Start of Dataset entries

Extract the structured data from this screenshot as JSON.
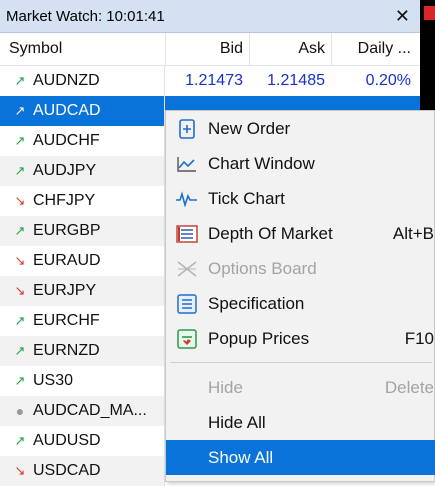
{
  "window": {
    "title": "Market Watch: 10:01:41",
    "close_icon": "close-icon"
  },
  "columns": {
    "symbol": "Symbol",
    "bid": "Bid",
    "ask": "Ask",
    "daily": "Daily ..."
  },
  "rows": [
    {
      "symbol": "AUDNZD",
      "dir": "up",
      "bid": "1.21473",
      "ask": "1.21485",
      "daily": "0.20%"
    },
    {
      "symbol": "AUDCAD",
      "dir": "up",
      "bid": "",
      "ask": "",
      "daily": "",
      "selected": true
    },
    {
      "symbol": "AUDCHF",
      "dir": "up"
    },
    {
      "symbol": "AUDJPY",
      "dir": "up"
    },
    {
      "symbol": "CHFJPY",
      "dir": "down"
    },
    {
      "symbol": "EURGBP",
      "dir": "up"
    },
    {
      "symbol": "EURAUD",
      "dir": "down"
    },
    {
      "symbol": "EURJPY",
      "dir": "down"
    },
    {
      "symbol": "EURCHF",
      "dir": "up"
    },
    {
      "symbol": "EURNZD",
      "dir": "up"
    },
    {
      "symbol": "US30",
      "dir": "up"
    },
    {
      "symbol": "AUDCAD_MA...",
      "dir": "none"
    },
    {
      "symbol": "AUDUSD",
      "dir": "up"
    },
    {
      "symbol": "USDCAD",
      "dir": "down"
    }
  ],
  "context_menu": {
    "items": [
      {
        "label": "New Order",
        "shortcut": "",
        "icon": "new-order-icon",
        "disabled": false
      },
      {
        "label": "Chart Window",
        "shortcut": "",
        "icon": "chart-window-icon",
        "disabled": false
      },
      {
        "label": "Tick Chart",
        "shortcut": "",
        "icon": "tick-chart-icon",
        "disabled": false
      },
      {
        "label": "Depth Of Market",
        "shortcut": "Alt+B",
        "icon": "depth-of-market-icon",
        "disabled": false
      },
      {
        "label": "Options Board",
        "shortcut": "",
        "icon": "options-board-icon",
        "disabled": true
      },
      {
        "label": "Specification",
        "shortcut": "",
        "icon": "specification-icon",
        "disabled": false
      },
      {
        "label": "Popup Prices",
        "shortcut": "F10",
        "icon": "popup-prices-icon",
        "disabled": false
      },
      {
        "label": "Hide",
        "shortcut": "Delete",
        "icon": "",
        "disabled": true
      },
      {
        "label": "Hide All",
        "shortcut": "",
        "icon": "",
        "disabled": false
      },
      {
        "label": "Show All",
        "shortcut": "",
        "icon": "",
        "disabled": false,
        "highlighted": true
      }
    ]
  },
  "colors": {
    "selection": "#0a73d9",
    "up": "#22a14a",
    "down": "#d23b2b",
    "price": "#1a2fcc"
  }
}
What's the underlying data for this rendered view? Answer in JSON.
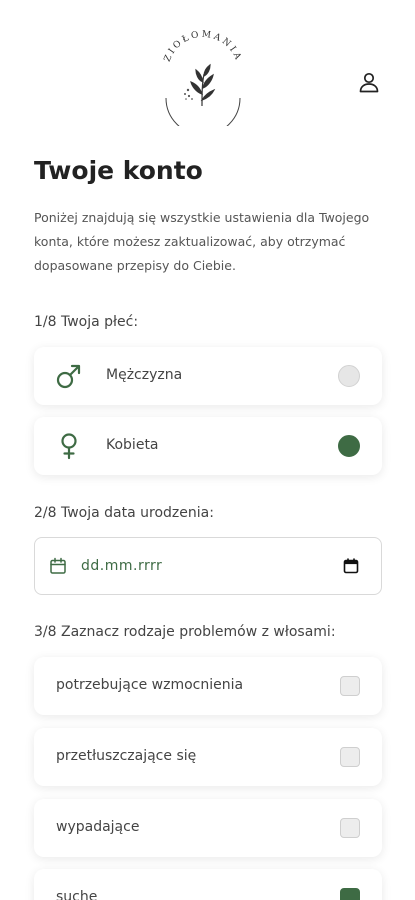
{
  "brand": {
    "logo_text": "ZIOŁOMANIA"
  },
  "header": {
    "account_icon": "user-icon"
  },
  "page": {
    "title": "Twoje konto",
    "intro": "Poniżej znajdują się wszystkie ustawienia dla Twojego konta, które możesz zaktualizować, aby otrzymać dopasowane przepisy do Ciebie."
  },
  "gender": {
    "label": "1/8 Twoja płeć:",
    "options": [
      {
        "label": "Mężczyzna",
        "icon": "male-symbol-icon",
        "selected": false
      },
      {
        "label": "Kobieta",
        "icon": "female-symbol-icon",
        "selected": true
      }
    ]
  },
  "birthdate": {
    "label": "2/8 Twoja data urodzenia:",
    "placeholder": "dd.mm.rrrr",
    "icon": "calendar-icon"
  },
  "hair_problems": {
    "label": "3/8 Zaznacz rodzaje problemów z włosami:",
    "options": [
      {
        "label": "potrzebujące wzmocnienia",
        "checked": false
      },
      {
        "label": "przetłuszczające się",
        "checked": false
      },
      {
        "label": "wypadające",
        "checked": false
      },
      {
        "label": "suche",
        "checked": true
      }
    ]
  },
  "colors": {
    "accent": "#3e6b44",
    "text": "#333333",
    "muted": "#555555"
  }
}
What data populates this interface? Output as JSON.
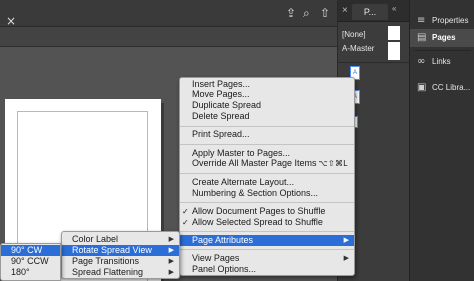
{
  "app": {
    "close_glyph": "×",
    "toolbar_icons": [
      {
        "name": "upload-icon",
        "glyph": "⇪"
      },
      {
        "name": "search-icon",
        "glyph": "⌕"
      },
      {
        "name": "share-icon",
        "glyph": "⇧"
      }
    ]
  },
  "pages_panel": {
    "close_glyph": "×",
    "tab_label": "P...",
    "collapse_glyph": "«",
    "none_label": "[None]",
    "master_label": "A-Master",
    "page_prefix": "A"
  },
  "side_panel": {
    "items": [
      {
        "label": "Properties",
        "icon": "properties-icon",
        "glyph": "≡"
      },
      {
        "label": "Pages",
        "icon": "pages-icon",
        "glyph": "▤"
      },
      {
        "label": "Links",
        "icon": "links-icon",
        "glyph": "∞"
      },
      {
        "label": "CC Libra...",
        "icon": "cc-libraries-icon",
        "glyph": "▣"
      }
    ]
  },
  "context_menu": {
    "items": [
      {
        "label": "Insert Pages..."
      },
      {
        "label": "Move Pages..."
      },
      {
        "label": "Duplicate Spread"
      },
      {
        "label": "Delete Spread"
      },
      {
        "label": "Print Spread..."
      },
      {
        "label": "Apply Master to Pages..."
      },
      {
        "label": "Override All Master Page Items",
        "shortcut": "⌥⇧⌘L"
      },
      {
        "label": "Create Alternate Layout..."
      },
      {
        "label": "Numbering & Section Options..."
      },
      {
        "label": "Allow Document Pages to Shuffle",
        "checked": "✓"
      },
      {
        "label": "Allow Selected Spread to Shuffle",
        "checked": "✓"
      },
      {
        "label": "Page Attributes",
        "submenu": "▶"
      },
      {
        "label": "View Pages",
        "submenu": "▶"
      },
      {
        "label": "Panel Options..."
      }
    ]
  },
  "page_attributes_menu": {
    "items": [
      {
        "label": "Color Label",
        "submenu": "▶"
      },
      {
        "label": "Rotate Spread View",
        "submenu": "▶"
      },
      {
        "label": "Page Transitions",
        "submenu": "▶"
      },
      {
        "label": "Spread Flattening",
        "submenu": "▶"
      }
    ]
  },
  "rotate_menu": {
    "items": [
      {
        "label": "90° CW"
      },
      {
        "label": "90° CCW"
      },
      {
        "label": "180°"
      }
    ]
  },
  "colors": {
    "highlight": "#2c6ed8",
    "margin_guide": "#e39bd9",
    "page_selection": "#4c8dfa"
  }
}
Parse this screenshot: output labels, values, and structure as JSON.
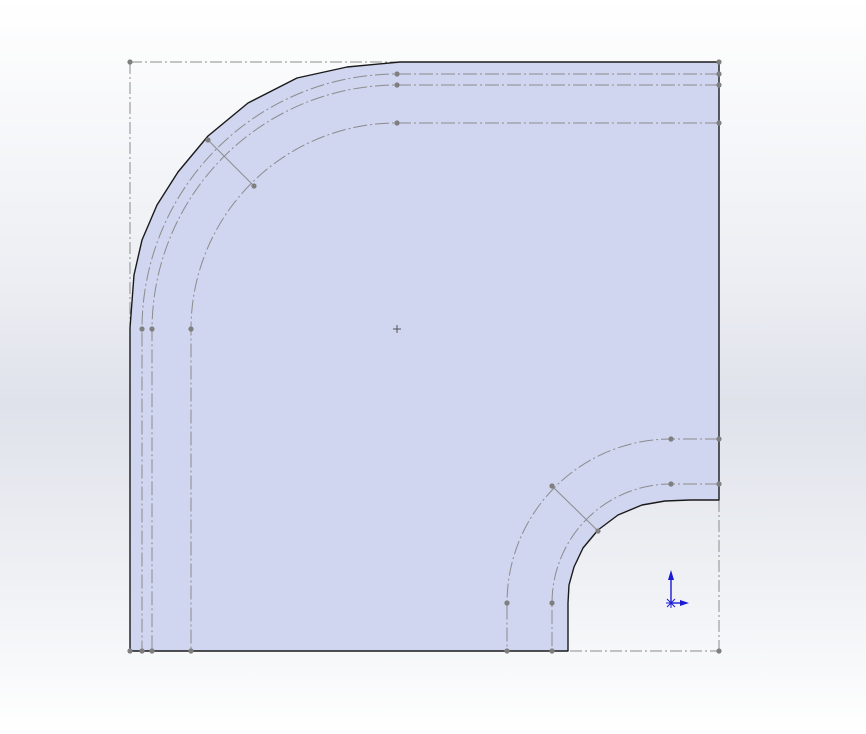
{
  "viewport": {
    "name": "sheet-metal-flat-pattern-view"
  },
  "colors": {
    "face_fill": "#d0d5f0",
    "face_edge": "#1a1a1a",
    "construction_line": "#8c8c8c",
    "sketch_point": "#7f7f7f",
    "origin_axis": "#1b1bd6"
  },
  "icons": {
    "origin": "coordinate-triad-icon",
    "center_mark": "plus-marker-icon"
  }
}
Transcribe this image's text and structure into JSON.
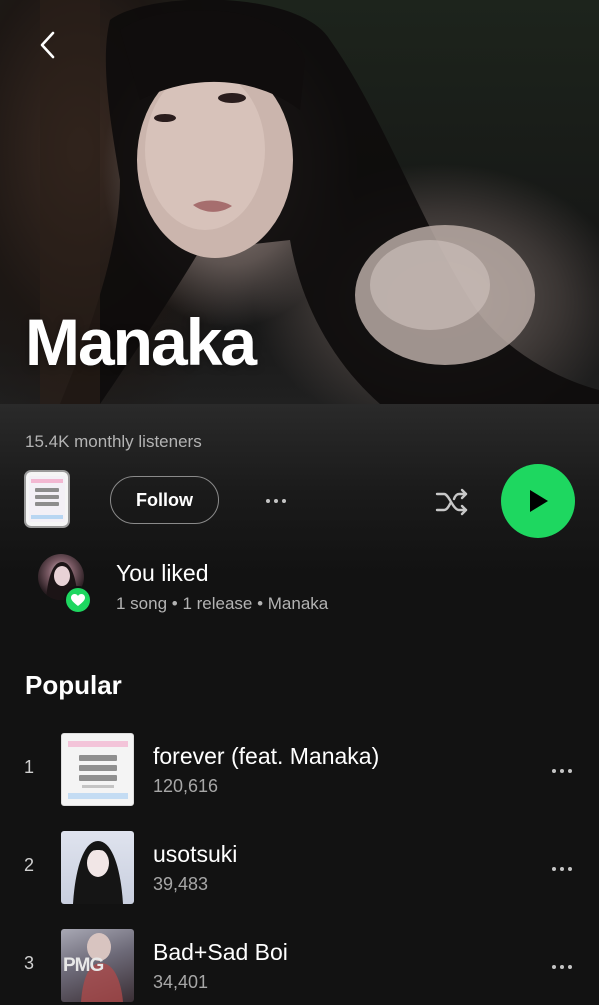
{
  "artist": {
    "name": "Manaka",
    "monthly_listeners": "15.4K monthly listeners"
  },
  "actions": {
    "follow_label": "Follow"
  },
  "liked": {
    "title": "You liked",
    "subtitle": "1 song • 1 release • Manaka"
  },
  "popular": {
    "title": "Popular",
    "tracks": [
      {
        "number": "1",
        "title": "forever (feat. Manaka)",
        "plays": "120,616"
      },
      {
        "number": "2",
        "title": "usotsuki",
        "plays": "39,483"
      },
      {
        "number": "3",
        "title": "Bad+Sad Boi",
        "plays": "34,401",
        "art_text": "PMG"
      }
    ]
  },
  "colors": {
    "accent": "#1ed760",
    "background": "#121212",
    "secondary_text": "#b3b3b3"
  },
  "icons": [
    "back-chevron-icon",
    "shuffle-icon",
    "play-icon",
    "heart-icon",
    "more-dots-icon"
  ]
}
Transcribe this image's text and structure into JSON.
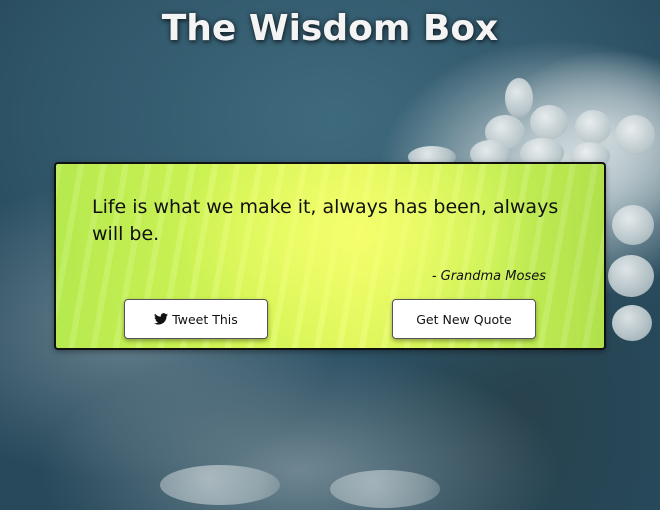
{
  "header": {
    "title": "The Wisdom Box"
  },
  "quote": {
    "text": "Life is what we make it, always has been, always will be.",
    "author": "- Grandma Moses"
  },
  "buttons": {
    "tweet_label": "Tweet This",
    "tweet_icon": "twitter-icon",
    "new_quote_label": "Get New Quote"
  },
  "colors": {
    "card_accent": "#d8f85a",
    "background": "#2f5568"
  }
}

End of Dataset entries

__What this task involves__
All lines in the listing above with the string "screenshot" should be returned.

__Result for this exercise__
Extract the structured data from this screenshot as JSON.
Parse this screenshot: output labels, values, and structure as JSON.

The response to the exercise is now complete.